:: WHAT THIS TASK INVOLVES ::
An exact copy of the listing is required.
——————————
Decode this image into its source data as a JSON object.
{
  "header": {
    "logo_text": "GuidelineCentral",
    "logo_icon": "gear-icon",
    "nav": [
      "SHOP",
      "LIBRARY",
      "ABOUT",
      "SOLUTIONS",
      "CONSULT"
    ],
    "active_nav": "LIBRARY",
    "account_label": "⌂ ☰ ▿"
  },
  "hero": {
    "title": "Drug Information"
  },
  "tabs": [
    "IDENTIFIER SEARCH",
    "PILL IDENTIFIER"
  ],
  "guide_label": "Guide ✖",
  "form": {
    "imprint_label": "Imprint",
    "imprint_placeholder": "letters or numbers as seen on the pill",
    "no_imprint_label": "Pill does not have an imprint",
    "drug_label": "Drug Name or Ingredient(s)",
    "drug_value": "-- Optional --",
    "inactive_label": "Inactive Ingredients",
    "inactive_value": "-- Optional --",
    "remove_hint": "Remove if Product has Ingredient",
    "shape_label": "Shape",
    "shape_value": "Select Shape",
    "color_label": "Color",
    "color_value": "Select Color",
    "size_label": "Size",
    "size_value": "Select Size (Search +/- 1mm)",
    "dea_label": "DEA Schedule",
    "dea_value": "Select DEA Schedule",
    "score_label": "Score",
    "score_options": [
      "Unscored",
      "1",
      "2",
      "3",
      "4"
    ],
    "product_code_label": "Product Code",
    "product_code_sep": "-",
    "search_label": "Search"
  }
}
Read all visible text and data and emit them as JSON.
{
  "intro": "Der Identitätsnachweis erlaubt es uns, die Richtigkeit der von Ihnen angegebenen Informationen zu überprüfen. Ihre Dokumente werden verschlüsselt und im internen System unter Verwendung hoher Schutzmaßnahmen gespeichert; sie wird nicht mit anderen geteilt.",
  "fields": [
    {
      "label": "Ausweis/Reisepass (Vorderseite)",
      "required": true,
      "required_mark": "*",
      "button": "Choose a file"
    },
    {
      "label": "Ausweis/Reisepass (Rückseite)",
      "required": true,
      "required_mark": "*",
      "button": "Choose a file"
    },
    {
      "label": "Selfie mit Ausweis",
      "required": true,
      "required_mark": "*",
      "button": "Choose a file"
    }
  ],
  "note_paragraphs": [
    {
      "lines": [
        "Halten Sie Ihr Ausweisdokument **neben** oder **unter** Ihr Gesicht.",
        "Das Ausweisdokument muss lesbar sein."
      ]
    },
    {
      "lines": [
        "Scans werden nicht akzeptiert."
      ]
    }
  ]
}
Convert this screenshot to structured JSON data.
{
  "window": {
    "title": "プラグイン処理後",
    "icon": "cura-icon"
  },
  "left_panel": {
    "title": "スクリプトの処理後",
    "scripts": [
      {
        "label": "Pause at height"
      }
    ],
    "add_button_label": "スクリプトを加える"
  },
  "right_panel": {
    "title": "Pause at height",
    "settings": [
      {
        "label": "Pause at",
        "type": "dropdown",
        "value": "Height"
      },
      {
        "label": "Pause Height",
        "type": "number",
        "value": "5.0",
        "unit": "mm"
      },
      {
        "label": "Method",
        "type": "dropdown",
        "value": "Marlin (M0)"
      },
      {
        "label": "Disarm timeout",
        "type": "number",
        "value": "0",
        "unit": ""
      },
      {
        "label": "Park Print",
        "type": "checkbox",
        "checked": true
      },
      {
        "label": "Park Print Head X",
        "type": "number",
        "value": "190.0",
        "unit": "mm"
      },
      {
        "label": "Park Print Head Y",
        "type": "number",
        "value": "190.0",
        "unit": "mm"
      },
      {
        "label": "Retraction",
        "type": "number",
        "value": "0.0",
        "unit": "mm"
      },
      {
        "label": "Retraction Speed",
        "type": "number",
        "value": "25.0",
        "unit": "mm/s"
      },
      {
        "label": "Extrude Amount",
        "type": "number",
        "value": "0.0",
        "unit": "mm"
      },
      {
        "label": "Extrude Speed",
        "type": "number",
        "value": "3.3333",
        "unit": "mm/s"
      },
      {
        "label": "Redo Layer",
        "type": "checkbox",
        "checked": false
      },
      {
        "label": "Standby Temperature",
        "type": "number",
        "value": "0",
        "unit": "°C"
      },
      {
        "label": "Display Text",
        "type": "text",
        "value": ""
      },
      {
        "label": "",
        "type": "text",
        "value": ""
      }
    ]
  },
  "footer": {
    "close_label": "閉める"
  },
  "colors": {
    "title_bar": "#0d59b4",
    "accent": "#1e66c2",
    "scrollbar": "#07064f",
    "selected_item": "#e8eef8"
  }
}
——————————
:: ANSWER TO THE PROBLEM ::
Decode this image into its source data as a JSON object.
{
  "header": {
    "logo_text": "GuidelineCentral",
    "logo_icon": "gear-icon",
    "nav": [
      "SHOP",
      "LIBRARY",
      "ABOUT",
      "SOLUTIONS",
      "CONSULT"
    ],
    "active_nav": "LIBRARY",
    "account_label": "⌂ ☰ ▿"
  },
  "hero": {
    "title": "Drug Information"
  },
  "tabs": [
    "IDENTIFIER SEARCH",
    "PILL IDENTIFIER"
  ],
  "guide_label": "Guide ✖",
  "form": {
    "imprint_label": "Imprint",
    "imprint_placeholder": "letters or numbers as seen on the pill",
    "no_imprint_label": "Pill does not have an imprint",
    "drug_label": "Drug Name or Ingredient(s)",
    "drug_value": "-- Optional --",
    "inactive_label": "Inactive Ingredients",
    "inactive_value": "-- Optional --",
    "remove_hint": "Remove if Product has Ingredient",
    "shape_label": "Shape",
    "shape_value": "Select Shape",
    "color_label": "Color",
    "color_value": "Select Color",
    "size_label": "Size",
    "size_value": "Select Size (Search +/- 1mm)",
    "dea_label": "DEA Schedule",
    "dea_value": "Select DEA Schedule",
    "score_label": "Score",
    "score_options": [
      "Unscored",
      "1",
      "2",
      "3",
      "4"
    ],
    "product_code_label": "Product Code",
    "product_code_sep": "-",
    "search_label": "Search"
  }
}
Read all visible text and data and emit them as JSON.
{
  "intro": "Der Identitätsnachweis erlaubt es uns, die Richtigkeit der von Ihnen angegebenen Informationen zu überprüfen. Ihre Dokumente werden verschlüsselt und im internen System unter Verwendung hoher Schutzmaßnahmen gespeichert; sie wird nicht mit anderen geteilt.",
  "fields": [
    {
      "label": "Ausweis/Reisepass (Vorderseite)",
      "required": true,
      "required_mark": "*",
      "button": "Choose a file"
    },
    {
      "label": "Ausweis/Reisepass (Rückseite)",
      "required": true,
      "required_mark": "*",
      "button": "Choose a file"
    },
    {
      "label": "Selfie mit Ausweis",
      "required": true,
      "required_mark": "*",
      "button": "Choose a file"
    }
  ],
  "note_paragraphs": [
    {
      "lines": [
        "Halten Sie Ihr Ausweisdokument **neben** oder **unter** Ihr Gesicht.",
        "Das Ausweisdokument muss lesbar sein."
      ]
    },
    {
      "lines": [
        "Scans werden nicht akzeptiert."
      ]
    }
  ]
}
Convert this screenshot to structured JSON data.
{
  "window": {
    "title": "プラグイン処理後",
    "icon": "cura-icon"
  },
  "left_panel": {
    "title": "スクリプトの処理後",
    "scripts": [
      {
        "label": "Pause at height"
      }
    ],
    "add_button_label": "スクリプトを加える"
  },
  "right_panel": {
    "title": "Pause at height",
    "settings": [
      {
        "label": "Pause at",
        "type": "dropdown",
        "value": "Height"
      },
      {
        "label": "Pause Height",
        "type": "number",
        "value": "5.0",
        "unit": "mm"
      },
      {
        "label": "Method",
        "type": "dropdown",
        "value": "Marlin (M0)"
      },
      {
        "label": "Disarm timeout",
        "type": "number",
        "value": "0",
        "unit": ""
      },
      {
        "label": "Park Print",
        "type": "checkbox",
        "checked": true
      },
      {
        "label": "Park Print Head X",
        "type": "number",
        "value": "190.0",
        "unit": "mm"
      },
      {
        "label": "Park Print Head Y",
        "type": "number",
        "value": "190.0",
        "unit": "mm"
      },
      {
        "label": "Retraction",
        "type": "number",
        "value": "0.0",
        "unit": "mm"
      },
      {
        "label": "Retraction Speed",
        "type": "number",
        "value": "25.0",
        "unit": "mm/s"
      },
      {
        "label": "Extrude Amount",
        "type": "number",
        "value": "0.0",
        "unit": "mm"
      },
      {
        "label": "Extrude Speed",
        "type": "number",
        "value": "3.3333",
        "unit": "mm/s"
      },
      {
        "label": "Redo Layer",
        "type": "checkbox",
        "checked": false
      },
      {
        "label": "Standby Temperature",
        "type": "number",
        "value": "0",
        "unit": "°C"
      },
      {
        "label": "Display Text",
        "type": "text",
        "value": ""
      },
      {
        "label": "",
        "type": "text",
        "value": ""
      }
    ]
  },
  "footer": {
    "close_label": "閉める"
  },
  "colors": {
    "title_bar": "#0d59b4",
    "accent": "#1e66c2",
    "scrollbar": "#07064f",
    "selected_item": "#e8eef8"
  }
}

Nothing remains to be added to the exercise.